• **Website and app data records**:
<<<<
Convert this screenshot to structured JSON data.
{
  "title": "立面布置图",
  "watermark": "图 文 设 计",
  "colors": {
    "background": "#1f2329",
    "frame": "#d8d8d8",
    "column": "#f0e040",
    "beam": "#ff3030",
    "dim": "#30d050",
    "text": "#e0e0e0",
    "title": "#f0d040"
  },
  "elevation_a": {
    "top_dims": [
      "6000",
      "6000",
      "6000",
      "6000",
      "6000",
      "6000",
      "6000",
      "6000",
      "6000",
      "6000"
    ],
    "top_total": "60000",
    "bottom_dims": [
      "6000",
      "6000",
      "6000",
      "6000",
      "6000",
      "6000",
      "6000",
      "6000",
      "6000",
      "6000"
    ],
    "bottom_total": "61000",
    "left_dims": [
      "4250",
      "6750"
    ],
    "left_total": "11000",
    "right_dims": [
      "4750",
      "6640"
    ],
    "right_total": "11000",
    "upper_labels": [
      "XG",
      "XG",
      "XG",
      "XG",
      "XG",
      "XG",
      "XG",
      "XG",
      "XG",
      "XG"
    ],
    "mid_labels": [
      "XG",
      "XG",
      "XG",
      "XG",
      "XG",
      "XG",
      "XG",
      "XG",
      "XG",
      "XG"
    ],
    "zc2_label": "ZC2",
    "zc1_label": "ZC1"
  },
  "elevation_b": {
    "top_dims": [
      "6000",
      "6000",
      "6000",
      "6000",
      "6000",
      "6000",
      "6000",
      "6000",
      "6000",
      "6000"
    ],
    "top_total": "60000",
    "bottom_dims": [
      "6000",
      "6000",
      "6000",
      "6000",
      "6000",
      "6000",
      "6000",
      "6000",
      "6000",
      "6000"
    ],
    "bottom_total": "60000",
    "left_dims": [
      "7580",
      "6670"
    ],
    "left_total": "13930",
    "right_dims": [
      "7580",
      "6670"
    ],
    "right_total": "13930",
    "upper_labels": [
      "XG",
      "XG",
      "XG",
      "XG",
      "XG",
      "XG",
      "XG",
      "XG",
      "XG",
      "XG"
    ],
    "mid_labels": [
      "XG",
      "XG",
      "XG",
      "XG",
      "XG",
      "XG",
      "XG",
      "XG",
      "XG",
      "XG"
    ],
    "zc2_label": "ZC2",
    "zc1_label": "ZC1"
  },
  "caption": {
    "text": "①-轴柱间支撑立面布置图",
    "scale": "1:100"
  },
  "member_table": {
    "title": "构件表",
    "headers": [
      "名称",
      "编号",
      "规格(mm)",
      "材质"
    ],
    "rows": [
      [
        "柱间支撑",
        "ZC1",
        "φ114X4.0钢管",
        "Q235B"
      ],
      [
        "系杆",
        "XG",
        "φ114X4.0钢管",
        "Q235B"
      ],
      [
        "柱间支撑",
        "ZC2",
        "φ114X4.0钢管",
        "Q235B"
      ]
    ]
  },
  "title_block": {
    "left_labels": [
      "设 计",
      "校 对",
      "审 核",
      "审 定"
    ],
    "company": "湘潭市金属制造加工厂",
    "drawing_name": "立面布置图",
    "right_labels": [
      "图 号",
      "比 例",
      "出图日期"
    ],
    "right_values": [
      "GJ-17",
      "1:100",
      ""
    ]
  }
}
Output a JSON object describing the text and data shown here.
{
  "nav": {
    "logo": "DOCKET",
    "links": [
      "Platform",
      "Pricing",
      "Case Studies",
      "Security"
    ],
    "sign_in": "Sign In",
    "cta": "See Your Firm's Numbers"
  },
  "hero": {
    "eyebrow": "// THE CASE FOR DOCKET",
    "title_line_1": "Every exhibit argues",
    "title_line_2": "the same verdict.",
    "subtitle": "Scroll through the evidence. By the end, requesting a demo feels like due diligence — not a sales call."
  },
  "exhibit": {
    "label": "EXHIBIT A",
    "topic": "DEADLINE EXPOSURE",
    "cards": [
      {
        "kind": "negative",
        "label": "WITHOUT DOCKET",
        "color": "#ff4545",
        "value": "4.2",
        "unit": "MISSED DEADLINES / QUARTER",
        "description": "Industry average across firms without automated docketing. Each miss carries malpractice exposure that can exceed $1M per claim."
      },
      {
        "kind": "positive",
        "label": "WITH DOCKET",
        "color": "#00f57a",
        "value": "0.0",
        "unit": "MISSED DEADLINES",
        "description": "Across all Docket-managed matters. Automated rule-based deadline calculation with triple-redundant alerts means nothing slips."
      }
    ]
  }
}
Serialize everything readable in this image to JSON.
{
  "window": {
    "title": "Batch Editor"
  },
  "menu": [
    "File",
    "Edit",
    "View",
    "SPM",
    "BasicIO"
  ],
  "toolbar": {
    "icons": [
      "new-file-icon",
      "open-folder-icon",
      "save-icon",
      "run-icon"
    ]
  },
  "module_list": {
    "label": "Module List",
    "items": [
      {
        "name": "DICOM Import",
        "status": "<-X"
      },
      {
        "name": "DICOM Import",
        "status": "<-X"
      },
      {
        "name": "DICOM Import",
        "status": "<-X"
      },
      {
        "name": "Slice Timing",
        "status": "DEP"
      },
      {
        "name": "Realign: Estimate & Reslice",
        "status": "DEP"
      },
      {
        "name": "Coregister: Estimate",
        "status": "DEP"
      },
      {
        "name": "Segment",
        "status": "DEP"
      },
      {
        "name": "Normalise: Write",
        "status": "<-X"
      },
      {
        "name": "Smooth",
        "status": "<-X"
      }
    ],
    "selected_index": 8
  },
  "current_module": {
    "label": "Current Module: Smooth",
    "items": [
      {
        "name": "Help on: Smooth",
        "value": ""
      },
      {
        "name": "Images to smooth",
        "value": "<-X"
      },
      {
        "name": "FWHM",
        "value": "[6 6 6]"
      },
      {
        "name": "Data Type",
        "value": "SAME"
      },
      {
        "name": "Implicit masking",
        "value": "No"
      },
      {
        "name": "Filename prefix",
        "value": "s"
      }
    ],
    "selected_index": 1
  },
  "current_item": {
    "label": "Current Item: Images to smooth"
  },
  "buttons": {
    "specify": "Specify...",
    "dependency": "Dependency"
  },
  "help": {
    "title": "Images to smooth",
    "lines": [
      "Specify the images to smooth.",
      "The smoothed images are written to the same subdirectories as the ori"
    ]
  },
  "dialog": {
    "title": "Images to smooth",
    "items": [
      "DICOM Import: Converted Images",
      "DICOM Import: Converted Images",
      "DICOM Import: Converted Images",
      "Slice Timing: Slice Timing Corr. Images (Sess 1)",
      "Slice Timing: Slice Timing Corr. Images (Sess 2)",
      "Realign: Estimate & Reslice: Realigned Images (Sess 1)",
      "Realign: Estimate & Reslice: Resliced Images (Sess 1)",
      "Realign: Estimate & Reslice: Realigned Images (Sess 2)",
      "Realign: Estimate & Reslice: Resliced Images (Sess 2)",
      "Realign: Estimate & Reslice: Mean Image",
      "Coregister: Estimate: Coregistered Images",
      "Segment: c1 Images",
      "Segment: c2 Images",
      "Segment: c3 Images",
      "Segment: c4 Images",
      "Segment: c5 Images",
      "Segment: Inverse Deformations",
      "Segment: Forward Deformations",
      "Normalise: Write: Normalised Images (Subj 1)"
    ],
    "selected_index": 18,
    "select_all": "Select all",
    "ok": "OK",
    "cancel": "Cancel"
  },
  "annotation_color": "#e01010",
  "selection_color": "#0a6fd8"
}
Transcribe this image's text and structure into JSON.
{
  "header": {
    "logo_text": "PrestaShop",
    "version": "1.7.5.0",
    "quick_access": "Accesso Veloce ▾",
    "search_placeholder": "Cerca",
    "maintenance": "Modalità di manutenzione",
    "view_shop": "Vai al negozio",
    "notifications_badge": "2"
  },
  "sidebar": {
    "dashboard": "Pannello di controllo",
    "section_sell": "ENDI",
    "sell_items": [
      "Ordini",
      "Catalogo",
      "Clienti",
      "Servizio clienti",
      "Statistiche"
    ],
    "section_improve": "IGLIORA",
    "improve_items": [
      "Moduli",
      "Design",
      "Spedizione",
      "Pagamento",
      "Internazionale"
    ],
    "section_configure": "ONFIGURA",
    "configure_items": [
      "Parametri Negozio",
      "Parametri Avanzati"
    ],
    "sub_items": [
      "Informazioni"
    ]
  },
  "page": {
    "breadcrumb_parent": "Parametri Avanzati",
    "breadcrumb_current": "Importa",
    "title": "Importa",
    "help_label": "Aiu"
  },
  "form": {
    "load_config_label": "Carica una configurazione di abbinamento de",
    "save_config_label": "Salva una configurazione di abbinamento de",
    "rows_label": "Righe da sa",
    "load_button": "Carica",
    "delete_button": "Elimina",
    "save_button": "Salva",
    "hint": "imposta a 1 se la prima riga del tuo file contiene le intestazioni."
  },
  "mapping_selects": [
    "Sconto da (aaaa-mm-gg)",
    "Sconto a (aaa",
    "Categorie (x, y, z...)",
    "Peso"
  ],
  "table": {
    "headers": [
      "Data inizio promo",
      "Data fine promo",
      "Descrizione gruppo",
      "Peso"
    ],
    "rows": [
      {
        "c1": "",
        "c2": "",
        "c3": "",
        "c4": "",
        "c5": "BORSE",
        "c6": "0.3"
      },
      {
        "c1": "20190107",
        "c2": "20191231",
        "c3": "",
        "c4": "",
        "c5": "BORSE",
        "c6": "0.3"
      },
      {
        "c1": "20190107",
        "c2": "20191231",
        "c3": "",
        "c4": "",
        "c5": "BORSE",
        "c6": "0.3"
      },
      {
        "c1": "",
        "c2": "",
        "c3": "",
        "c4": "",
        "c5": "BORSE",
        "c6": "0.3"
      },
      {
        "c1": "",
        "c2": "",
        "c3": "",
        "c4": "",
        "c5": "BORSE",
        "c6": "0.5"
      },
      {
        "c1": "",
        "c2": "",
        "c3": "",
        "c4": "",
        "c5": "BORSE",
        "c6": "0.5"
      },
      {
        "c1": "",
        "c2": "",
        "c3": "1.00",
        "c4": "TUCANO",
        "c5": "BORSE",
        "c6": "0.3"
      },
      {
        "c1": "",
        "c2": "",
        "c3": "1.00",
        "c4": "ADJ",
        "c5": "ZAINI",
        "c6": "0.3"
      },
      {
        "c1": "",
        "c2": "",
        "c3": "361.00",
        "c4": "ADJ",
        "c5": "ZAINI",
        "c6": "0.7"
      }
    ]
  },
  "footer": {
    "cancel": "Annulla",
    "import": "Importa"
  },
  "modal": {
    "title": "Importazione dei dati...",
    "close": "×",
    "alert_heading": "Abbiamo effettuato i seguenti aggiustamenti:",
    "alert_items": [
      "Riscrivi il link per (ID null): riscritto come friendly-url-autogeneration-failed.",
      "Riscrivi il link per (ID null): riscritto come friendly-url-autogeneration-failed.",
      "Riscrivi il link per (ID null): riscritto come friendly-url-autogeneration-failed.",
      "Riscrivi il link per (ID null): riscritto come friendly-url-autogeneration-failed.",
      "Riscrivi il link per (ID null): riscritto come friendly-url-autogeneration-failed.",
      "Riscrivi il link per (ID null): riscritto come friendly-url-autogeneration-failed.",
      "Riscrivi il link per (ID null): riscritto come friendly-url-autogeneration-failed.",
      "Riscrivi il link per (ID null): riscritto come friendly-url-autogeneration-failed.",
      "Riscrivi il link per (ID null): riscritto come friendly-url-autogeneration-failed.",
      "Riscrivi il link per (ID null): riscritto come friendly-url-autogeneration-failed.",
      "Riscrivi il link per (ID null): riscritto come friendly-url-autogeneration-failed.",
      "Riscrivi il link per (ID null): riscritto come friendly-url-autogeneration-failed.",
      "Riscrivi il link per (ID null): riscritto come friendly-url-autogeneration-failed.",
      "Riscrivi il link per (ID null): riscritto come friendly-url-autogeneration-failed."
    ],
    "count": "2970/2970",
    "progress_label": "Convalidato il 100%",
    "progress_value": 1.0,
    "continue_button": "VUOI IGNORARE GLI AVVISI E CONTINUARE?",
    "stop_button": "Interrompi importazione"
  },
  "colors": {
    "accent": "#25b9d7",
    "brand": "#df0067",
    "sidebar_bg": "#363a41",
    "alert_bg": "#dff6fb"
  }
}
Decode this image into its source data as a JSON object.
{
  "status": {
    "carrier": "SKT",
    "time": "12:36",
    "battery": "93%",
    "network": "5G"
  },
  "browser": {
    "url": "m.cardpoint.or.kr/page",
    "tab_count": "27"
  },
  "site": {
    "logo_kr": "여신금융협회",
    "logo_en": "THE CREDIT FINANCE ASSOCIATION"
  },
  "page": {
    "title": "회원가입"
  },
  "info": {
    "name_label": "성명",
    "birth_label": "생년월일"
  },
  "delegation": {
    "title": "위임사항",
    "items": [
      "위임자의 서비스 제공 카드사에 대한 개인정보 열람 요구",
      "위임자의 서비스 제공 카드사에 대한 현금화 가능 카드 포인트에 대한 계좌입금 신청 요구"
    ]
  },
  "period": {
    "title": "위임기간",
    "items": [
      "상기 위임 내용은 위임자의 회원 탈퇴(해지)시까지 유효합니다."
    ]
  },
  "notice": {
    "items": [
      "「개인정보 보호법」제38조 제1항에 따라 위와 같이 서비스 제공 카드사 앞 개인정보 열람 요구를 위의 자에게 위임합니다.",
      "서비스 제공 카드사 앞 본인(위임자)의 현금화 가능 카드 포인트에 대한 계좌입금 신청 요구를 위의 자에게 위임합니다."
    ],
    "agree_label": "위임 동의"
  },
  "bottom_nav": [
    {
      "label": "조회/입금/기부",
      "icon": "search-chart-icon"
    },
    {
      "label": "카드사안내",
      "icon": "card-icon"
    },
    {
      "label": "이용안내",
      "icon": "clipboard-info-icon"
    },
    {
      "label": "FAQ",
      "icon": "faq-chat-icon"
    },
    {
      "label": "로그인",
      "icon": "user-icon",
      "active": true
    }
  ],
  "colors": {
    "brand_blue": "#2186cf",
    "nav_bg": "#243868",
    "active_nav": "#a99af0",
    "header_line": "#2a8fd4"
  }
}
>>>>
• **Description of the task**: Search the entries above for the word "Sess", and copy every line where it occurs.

• **Output of the exercise**:
      "Slice Timing: Slice Timing Corr. Images (Sess 1)",
      "Slice Timing: Slice Timing Corr. Images (Sess 2)",
      "Realign: Estimate & Reslice: Realigned Images (Sess 1)",
      "Realign: Estimate & Reslice: Resliced Images (Sess 1)",
      "Realign: Estimate & Reslice: Realigned Images (Sess 2)",
      "Realign: Estimate & Reslice: Resliced Images (Sess 2)",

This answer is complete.